→ TASK ITEM
Down to the last line, write out the entries below exactly and omit all pictures.

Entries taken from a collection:

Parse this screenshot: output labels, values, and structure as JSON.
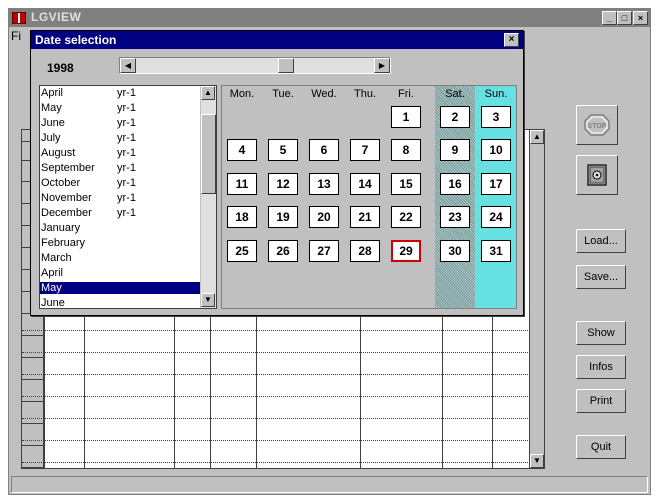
{
  "app": {
    "title": "LGVIEW",
    "menu_stub": "Fi"
  },
  "controls": {
    "minimize": "_",
    "maximize": "□",
    "close": "×"
  },
  "side_buttons": {
    "stop_icon": "stop-sign-icon",
    "safe_icon": "safe-icon",
    "load": "Load...",
    "save": "Save...",
    "show": "Show",
    "infos": "Infos",
    "print": "Print",
    "quit": "Quit"
  },
  "dialog": {
    "title": "Date selection",
    "close": "×",
    "year": "1998",
    "months": [
      {
        "name": "April",
        "yr": "yr-1",
        "selected": false
      },
      {
        "name": "May",
        "yr": "yr-1",
        "selected": false
      },
      {
        "name": "June",
        "yr": "yr-1",
        "selected": false
      },
      {
        "name": "July",
        "yr": "yr-1",
        "selected": false
      },
      {
        "name": "August",
        "yr": "yr-1",
        "selected": false
      },
      {
        "name": "September",
        "yr": "yr-1",
        "selected": false
      },
      {
        "name": "October",
        "yr": "yr-1",
        "selected": false
      },
      {
        "name": "November",
        "yr": "yr-1",
        "selected": false
      },
      {
        "name": "December",
        "yr": "yr-1",
        "selected": false
      },
      {
        "name": "January",
        "yr": "",
        "selected": false
      },
      {
        "name": "February",
        "yr": "",
        "selected": false
      },
      {
        "name": "March",
        "yr": "",
        "selected": false
      },
      {
        "name": "April",
        "yr": "",
        "selected": false
      },
      {
        "name": "May",
        "yr": "",
        "selected": true
      },
      {
        "name": "June",
        "yr": "",
        "selected": false
      }
    ],
    "weekdays": [
      "Mon.",
      "Tue.",
      "Wed.",
      "Thu.",
      "Fri.",
      "Sat.",
      "Sun."
    ],
    "weeks": [
      [
        "",
        "",
        "",
        "",
        "1",
        "2",
        "3"
      ],
      [
        "4",
        "5",
        "6",
        "7",
        "8",
        "9",
        "10"
      ],
      [
        "11",
        "12",
        "13",
        "14",
        "15",
        "16",
        "17"
      ],
      [
        "18",
        "19",
        "20",
        "21",
        "22",
        "23",
        "24"
      ],
      [
        "25",
        "26",
        "27",
        "28",
        "29",
        "30",
        "31"
      ]
    ],
    "today": "29"
  },
  "colors": {
    "titlebar_active": "#000080",
    "titlebar_inactive": "#808080",
    "sunday": "#66e0e0",
    "today_border": "#d00000"
  }
}
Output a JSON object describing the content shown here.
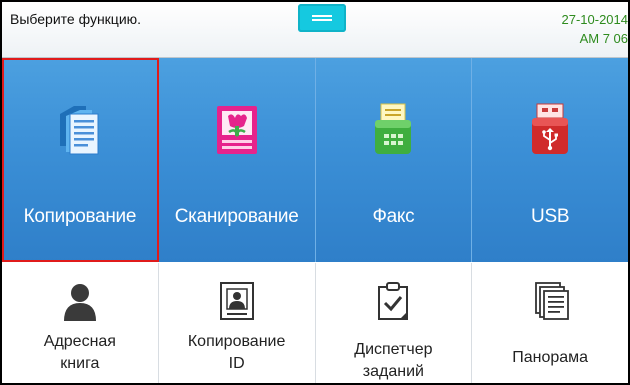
{
  "topbar": {
    "prompt": "Выберите функцию.",
    "date": "27-10-2014",
    "time": "AM 7  06"
  },
  "main_tiles": [
    {
      "name": "copy",
      "label": "Копирование",
      "icon": "copy-documents-icon",
      "selected": true
    },
    {
      "name": "scan",
      "label": "Сканирование",
      "icon": "scan-image-icon",
      "selected": false
    },
    {
      "name": "fax",
      "label": "Факс",
      "icon": "fax-machine-icon",
      "selected": false
    },
    {
      "name": "usb",
      "label": "USB",
      "icon": "usb-drive-icon",
      "selected": false
    }
  ],
  "sub_tiles": [
    {
      "name": "address-book",
      "line1": "Адресная",
      "line2": "книга",
      "icon": "person-icon"
    },
    {
      "name": "id-copy",
      "line1": "Копирование",
      "line2": "ID",
      "icon": "id-card-icon"
    },
    {
      "name": "job-manager",
      "line1": "Диспетчер",
      "line2": "заданий",
      "icon": "clipboard-check-icon"
    },
    {
      "name": "panorama",
      "line1": "Панорама",
      "line2": "",
      "icon": "pages-stack-icon"
    }
  ],
  "colors": {
    "tile_blue": "#3b8fd6",
    "selection_red": "#e01b1b",
    "handle_cyan": "#15c9e0",
    "datetime_green": "#2e8b1e"
  }
}
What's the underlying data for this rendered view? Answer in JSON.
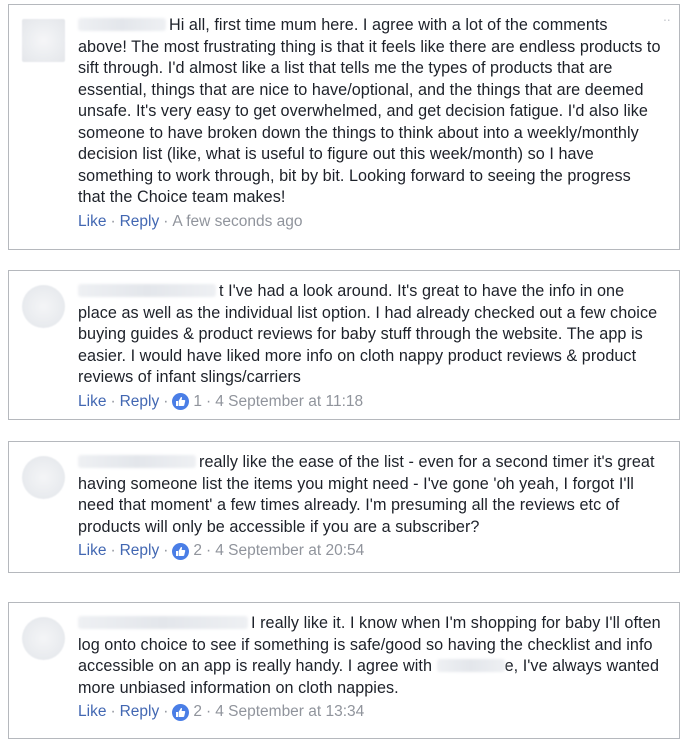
{
  "comments": [
    {
      "text": "Hi all, first time mum here. I agree with a lot of the comments above! The most frustrating thing is that it feels like there are endless products to sift through. I'd almost like a list that tells me the types of products that are essential, things that are nice to have/optional, and the things that are deemed unsafe. It's very easy to get overwhelmed, and get decision fatigue. I'd also like someone to have broken down the things to think about into a weekly/monthly decision list (like, what is useful to figure out this week/month) so I have something to work through, bit by bit. Looking forward to seeing the progress that the Choice team makes!",
      "like_label": "Like",
      "reply_label": "Reply",
      "reaction_count": "",
      "timestamp": "A few seconds ago"
    },
    {
      "text": "t I've had a look around. It's great to have the info in one place as well as the individual list option. I had already checked out a few choice buying guides & product reviews for baby stuff through the website. The app is easier. I would have liked more info on cloth nappy product reviews & product reviews of infant slings/carriers",
      "like_label": "Like",
      "reply_label": "Reply",
      "reaction_count": "1",
      "timestamp": "4 September at 11:18"
    },
    {
      "text": "really like the ease of the list - even for a second timer it's great having someone list the items you might need - I've gone 'oh yeah, I forgot I'll need that moment' a few times already. I'm presuming all the reviews etc of products will only be accessible if you are a subscriber?",
      "like_label": "Like",
      "reply_label": "Reply",
      "reaction_count": "2",
      "timestamp": "4 September at 20:54"
    },
    {
      "text": "I really like it. I know when I'm shopping for baby I'll often log onto choice to see if something is safe/good so having the checklist and info accessible on an app is really handy. I agree with",
      "text_tail": "e, I've always wanted more unbiased information on cloth nappies.",
      "like_label": "Like",
      "reply_label": "Reply",
      "reaction_count": "2",
      "timestamp": "4 September at 13:34"
    }
  ],
  "separator": "·",
  "more_menu": "··",
  "colors": {
    "link": "#4267b2",
    "meta": "#90949c",
    "text": "#1d2129",
    "border": "#b5b8bd",
    "like_bubble": "#4a7ee6"
  },
  "icons": [
    "like-reaction-icon",
    "more-options-icon"
  ]
}
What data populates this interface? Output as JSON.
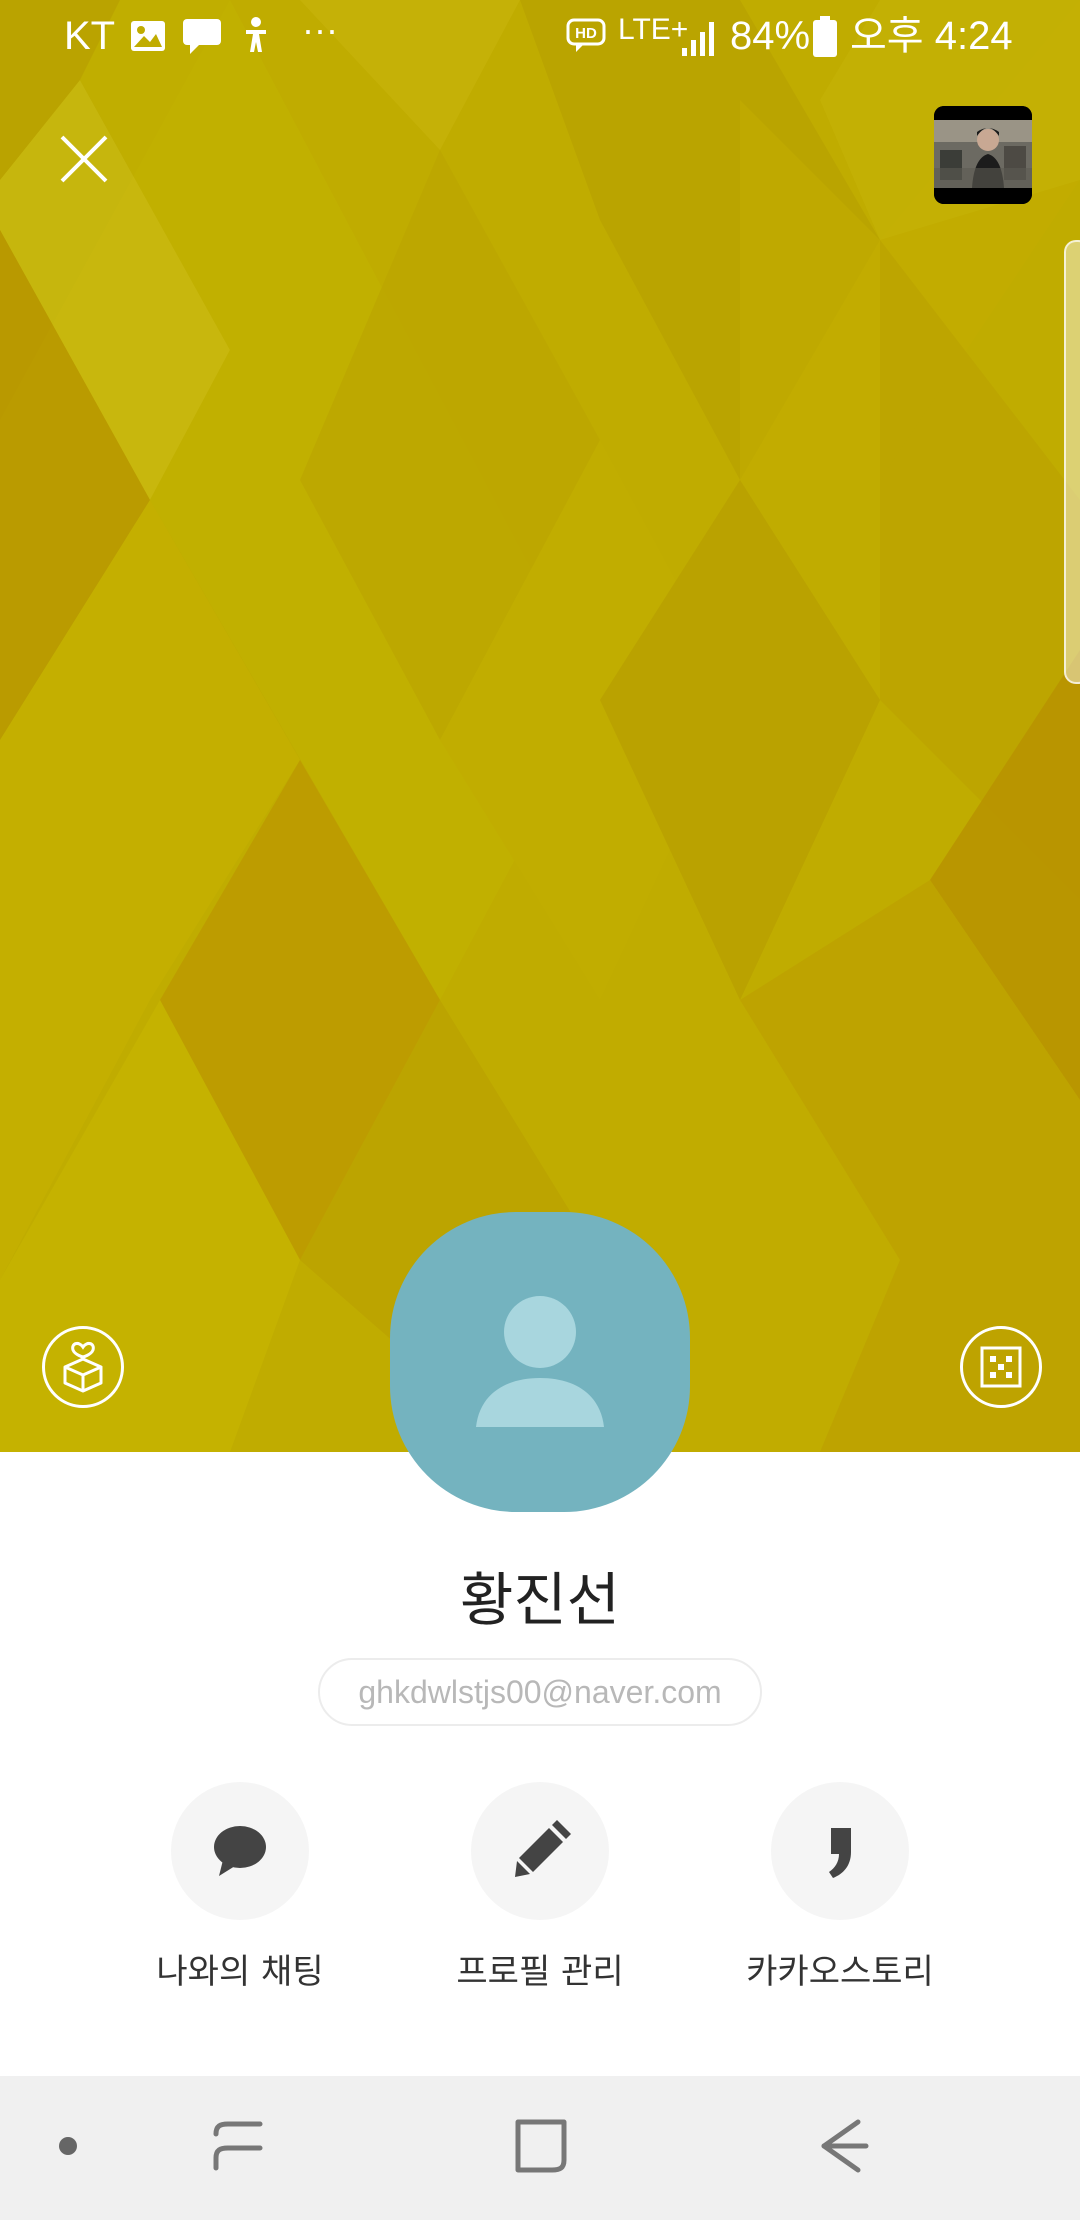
{
  "status_bar": {
    "carrier": "KT",
    "more": "···",
    "hd": "HD",
    "network": "LTE+",
    "battery": "84%",
    "time": "오후 4:24"
  },
  "colors": {
    "cover_background": "#c0ac00",
    "avatar_background": "#74b3bf",
    "action_circle": "#f5f5f5",
    "nav_bar": "#f0f0f0"
  },
  "header": {
    "close_icon": "close-icon",
    "thumbnail": "profile-thumbnail-image"
  },
  "cover": {
    "gift_icon": "gift-box-icon",
    "qr_icon": "qr-code-icon"
  },
  "profile": {
    "name": "황진선",
    "email": "ghkdwlstjs00@naver.com"
  },
  "actions": [
    {
      "label": "나와의 채팅",
      "icon": "chat-bubble-icon"
    },
    {
      "label": "프로필 관리",
      "icon": "pencil-icon"
    },
    {
      "label": "카카오스토리",
      "icon": "quote-mark-icon"
    }
  ],
  "nav_bar": {
    "items": [
      "dot-icon",
      "recent-apps-icon",
      "home-icon",
      "back-icon"
    ]
  }
}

→ RESULT OF THE TASK
Parse this screenshot: output labels, values, and structure as JSON.
{
  "app": {
    "title": "LGVIEW",
    "menu_stub": "Fi"
  },
  "controls": {
    "minimize": "_",
    "maximize": "□",
    "close": "×"
  },
  "side_buttons": {
    "stop_icon": "stop-sign-icon",
    "safe_icon": "safe-icon",
    "load": "Load...",
    "save": "Save...",
    "show": "Show",
    "infos": "Infos",
    "print": "Print",
    "quit": "Quit"
  },
  "dialog": {
    "title": "Date selection",
    "close": "×",
    "year": "1998",
    "months": [
      {
        "name": "April",
        "yr": "yr-1",
        "selected": false
      },
      {
        "name": "May",
        "yr": "yr-1",
        "selected": false
      },
      {
        "name": "June",
        "yr": "yr-1",
        "selected": false
      },
      {
        "name": "July",
        "yr": "yr-1",
        "selected": false
      },
      {
        "name": "August",
        "yr": "yr-1",
        "selected": false
      },
      {
        "name": "September",
        "yr": "yr-1",
        "selected": false
      },
      {
        "name": "October",
        "yr": "yr-1",
        "selected": false
      },
      {
        "name": "November",
        "yr": "yr-1",
        "selected": false
      },
      {
        "name": "December",
        "yr": "yr-1",
        "selected": false
      },
      {
        "name": "January",
        "yr": "",
        "selected": false
      },
      {
        "name": "February",
        "yr": "",
        "selected": false
      },
      {
        "name": "March",
        "yr": "",
        "selected": false
      },
      {
        "name": "April",
        "yr": "",
        "selected": false
      },
      {
        "name": "May",
        "yr": "",
        "selected": true
      },
      {
        "name": "June",
        "yr": "",
        "selected": false
      }
    ],
    "weekdays": [
      "Mon.",
      "Tue.",
      "Wed.",
      "Thu.",
      "Fri.",
      "Sat.",
      "Sun."
    ],
    "weeks": [
      [
        "",
        "",
        "",
        "",
        "1",
        "2",
        "3"
      ],
      [
        "4",
        "5",
        "6",
        "7",
        "8",
        "9",
        "10"
      ],
      [
        "11",
        "12",
        "13",
        "14",
        "15",
        "16",
        "17"
      ],
      [
        "18",
        "19",
        "20",
        "21",
        "22",
        "23",
        "24"
      ],
      [
        "25",
        "26",
        "27",
        "28",
        "29",
        "30",
        "31"
      ]
    ],
    "today": "29"
  },
  "colors": {
    "titlebar_active": "#000080",
    "titlebar_inactive": "#808080",
    "sunday": "#66e0e0",
    "today_border": "#d00000"
  }
}
Output a JSON object describing the content shown here.
{
  "topbar": {
    "prompt": "Выберите функцию.",
    "date": "27-10-2014",
    "time": "AM 7  06"
  },
  "main_tiles": [
    {
      "name": "copy",
      "label": "Копирование",
      "icon": "copy-documents-icon",
      "selected": true
    },
    {
      "name": "scan",
      "label": "Сканирование",
      "icon": "scan-image-icon",
      "selected": false
    },
    {
      "name": "fax",
      "label": "Факс",
      "icon": "fax-machine-icon",
      "selected": false
    },
    {
      "name": "usb",
      "label": "USB",
      "icon": "usb-drive-icon",
      "selected": false
    }
  ],
  "sub_tiles": [
    {
      "name": "address-book",
      "line1": "Адресная",
      "line2": "книга",
      "icon": "person-icon"
    },
    {
      "name": "id-copy",
      "line1": "Копирование",
      "line2": "ID",
      "icon": "id-card-icon"
    },
    {
      "name": "job-manager",
      "line1": "Диспетчер",
      "line2": "заданий",
      "icon": "clipboard-check-icon"
    },
    {
      "name": "panorama",
      "line1": "Панорама",
      "line2": "",
      "icon": "pages-stack-icon"
    }
  ],
  "colors": {
    "tile_blue": "#3b8fd6",
    "selection_red": "#e01b1b",
    "handle_cyan": "#15c9e0",
    "datetime_green": "#2e8b1e"
  }
}
What's the underlying data for this rendered view? Answer in JSON.
{
  "comments": [
    {
      "text": "Hi all, first time mum here. I agree with a lot of the comments above! The most frustrating thing is that it feels like there are endless products to sift through. I'd almost like a list that tells me the types of products that are essential, things that are nice to have/optional, and the things that are deemed unsafe. It's very easy to get overwhelmed, and get decision fatigue. I'd also like someone to have broken down the things to think about into a weekly/monthly decision list (like, what is useful to figure out this week/month) so I have something to work through, bit by bit. Looking forward to seeing the progress that the Choice team makes!",
      "like_label": "Like",
      "reply_label": "Reply",
      "reaction_count": "",
      "timestamp": "A few seconds ago"
    },
    {
      "text": "t I've had a look around. It's great to have the info in one place as well as the individual list option. I had already checked out a few choice buying guides & product reviews for baby stuff through the website. The app is easier. I would have liked more info on cloth nappy product reviews & product reviews of infant slings/carriers",
      "like_label": "Like",
      "reply_label": "Reply",
      "reaction_count": "1",
      "timestamp": "4 September at 11:18"
    },
    {
      "text": "really like the ease of the list - even for a second timer it's great having someone list the items you might need - I've gone 'oh yeah, I forgot I'll need that moment' a few times already. I'm presuming all the reviews etc of products will only be accessible if you are a subscriber?",
      "like_label": "Like",
      "reply_label": "Reply",
      "reaction_count": "2",
      "timestamp": "4 September at 20:54"
    },
    {
      "text": "I really like it. I know when I'm shopping for baby I'll often log onto choice to see if something is safe/good so having the checklist and info accessible on an app is really handy. I agree with",
      "text_tail": "e, I've always wanted more unbiased information on cloth nappies.",
      "like_label": "Like",
      "reply_label": "Reply",
      "reaction_count": "2",
      "timestamp": "4 September at 13:34"
    }
  ],
  "separator": "·",
  "more_menu": "··",
  "colors": {
    "link": "#4267b2",
    "meta": "#90949c",
    "text": "#1d2129",
    "border": "#b5b8bd",
    "like_bubble": "#4a7ee6"
  },
  "icons": [
    "like-reaction-icon",
    "more-options-icon"
  ]
}
What data populates this interface? Output as JSON.
{
  "status_bar": {
    "carrier": "KT",
    "more": "···",
    "hd": "HD",
    "network": "LTE+",
    "battery": "84%",
    "time": "오후 4:24"
  },
  "colors": {
    "cover_background": "#c0ac00",
    "avatar_background": "#74b3bf",
    "action_circle": "#f5f5f5",
    "nav_bar": "#f0f0f0"
  },
  "header": {
    "close_icon": "close-icon",
    "thumbnail": "profile-thumbnail-image"
  },
  "cover": {
    "gift_icon": "gift-box-icon",
    "qr_icon": "qr-code-icon"
  },
  "profile": {
    "name": "황진선",
    "email": "ghkdwlstjs00@naver.com"
  },
  "actions": [
    {
      "label": "나와의 채팅",
      "icon": "chat-bubble-icon"
    },
    {
      "label": "프로필 관리",
      "icon": "pencil-icon"
    },
    {
      "label": "카카오스토리",
      "icon": "quote-mark-icon"
    }
  ],
  "nav_bar": {
    "items": [
      "dot-icon",
      "recent-apps-icon",
      "home-icon",
      "back-icon"
    ]
  }
}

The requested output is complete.